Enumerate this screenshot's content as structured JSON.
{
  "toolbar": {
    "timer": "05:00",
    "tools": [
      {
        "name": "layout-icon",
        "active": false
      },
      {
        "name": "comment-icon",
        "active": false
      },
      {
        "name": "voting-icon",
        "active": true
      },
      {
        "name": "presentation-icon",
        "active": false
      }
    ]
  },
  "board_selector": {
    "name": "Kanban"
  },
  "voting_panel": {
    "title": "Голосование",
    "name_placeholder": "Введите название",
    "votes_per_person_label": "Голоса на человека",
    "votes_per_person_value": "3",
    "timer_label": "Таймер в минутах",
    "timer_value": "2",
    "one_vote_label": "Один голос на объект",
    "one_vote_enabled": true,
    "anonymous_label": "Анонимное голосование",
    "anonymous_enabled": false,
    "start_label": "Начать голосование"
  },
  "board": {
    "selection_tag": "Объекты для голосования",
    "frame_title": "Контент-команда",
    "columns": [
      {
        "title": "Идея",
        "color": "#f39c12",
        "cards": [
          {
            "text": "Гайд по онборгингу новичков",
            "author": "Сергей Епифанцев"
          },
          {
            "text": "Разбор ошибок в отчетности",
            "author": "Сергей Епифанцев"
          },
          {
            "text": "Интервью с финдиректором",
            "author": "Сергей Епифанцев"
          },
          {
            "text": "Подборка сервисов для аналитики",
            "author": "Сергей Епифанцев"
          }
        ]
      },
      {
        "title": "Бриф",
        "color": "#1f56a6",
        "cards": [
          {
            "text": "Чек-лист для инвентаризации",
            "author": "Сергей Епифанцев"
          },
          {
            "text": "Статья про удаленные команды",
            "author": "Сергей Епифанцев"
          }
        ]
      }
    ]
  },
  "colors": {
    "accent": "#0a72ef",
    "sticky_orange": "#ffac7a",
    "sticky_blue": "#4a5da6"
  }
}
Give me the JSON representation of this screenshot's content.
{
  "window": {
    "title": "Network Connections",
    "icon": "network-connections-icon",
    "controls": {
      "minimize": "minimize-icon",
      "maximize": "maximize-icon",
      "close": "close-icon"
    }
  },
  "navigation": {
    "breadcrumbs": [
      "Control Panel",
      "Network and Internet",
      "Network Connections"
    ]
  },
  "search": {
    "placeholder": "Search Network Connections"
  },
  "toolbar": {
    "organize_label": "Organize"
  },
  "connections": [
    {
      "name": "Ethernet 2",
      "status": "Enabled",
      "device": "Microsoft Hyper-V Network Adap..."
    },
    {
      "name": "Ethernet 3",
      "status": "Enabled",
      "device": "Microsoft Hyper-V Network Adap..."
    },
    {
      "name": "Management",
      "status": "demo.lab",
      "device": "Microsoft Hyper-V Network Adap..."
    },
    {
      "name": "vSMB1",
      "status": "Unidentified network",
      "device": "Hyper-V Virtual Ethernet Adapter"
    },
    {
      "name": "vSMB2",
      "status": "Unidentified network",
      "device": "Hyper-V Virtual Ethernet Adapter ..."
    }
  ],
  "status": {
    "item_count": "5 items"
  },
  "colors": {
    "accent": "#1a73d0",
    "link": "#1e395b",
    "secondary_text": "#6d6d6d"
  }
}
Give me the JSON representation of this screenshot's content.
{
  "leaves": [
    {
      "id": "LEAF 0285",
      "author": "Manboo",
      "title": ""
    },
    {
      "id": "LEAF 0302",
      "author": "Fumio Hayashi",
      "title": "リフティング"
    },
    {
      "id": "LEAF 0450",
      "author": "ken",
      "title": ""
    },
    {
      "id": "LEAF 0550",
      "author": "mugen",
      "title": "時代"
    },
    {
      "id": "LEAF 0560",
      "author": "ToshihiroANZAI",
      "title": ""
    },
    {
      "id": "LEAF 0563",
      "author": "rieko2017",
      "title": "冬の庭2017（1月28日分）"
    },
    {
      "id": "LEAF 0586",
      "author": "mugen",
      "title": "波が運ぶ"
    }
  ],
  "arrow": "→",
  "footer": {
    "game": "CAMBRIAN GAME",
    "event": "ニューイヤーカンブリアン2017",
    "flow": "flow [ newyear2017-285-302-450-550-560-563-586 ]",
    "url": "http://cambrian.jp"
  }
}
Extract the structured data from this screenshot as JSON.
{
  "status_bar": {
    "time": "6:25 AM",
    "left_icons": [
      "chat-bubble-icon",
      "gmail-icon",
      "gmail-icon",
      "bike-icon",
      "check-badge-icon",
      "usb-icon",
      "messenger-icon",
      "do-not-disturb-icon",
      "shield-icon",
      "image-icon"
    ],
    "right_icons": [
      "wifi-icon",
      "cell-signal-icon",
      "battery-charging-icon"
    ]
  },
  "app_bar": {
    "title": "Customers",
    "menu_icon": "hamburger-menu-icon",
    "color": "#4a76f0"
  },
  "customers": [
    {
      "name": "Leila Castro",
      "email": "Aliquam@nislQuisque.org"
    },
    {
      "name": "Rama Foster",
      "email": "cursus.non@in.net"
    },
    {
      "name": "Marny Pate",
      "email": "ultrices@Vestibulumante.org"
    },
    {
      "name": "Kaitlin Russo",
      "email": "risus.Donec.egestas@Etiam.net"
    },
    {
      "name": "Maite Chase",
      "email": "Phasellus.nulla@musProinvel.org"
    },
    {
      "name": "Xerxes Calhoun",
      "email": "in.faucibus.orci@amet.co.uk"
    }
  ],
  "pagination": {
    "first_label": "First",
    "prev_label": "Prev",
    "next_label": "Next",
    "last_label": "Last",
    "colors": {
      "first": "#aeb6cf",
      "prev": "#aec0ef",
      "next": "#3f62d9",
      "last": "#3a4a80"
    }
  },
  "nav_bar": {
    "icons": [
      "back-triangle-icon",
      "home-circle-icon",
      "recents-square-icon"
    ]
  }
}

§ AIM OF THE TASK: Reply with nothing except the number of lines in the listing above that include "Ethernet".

§ EXERCISE OUTPUT: 4